__ASSIGNMENT__. Within the records, tally the lines that contain "Services" and reply with that number only.

(Records from a data collection)
- - -

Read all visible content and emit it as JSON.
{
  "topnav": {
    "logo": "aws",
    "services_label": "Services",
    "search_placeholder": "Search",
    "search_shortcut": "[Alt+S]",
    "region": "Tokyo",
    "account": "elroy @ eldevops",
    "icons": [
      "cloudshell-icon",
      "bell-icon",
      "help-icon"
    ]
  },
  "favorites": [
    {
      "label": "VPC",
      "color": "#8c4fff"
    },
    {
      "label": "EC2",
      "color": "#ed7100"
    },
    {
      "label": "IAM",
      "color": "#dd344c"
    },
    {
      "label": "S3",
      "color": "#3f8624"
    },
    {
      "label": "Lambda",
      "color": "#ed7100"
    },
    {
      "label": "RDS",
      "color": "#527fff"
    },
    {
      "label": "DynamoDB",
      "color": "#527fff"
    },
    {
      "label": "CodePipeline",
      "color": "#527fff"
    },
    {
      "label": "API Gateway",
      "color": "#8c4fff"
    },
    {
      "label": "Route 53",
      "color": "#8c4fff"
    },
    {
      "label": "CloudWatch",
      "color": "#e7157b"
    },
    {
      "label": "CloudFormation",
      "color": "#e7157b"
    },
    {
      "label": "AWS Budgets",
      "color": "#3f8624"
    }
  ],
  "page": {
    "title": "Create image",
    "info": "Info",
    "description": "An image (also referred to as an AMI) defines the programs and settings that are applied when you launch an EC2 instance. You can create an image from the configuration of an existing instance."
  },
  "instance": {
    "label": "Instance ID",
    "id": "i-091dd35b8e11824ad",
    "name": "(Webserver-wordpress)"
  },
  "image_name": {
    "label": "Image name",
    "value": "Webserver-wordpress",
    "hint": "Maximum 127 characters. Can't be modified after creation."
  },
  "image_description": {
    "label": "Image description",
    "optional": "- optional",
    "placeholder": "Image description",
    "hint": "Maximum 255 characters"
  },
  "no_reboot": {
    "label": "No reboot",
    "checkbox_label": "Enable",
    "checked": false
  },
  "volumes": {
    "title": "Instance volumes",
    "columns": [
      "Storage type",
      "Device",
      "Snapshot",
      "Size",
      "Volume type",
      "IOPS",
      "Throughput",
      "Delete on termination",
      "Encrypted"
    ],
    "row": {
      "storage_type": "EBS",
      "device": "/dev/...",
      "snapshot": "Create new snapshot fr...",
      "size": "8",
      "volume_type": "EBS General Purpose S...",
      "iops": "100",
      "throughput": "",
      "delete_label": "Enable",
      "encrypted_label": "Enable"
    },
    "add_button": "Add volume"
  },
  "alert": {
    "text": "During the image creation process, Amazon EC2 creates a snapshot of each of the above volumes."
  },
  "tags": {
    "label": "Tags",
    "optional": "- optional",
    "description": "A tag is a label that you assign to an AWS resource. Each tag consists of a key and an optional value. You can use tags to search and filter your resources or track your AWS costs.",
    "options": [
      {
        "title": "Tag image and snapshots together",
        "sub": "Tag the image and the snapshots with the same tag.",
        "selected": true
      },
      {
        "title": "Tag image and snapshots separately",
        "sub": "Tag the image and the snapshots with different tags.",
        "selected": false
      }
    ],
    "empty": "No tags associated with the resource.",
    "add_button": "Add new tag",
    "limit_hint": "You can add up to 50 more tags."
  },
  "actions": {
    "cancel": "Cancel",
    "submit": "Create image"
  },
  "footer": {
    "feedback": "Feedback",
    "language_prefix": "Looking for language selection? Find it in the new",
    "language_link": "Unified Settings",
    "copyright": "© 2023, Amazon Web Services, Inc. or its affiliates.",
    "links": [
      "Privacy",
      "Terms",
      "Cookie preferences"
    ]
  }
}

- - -

__TASK ANSWER__. 2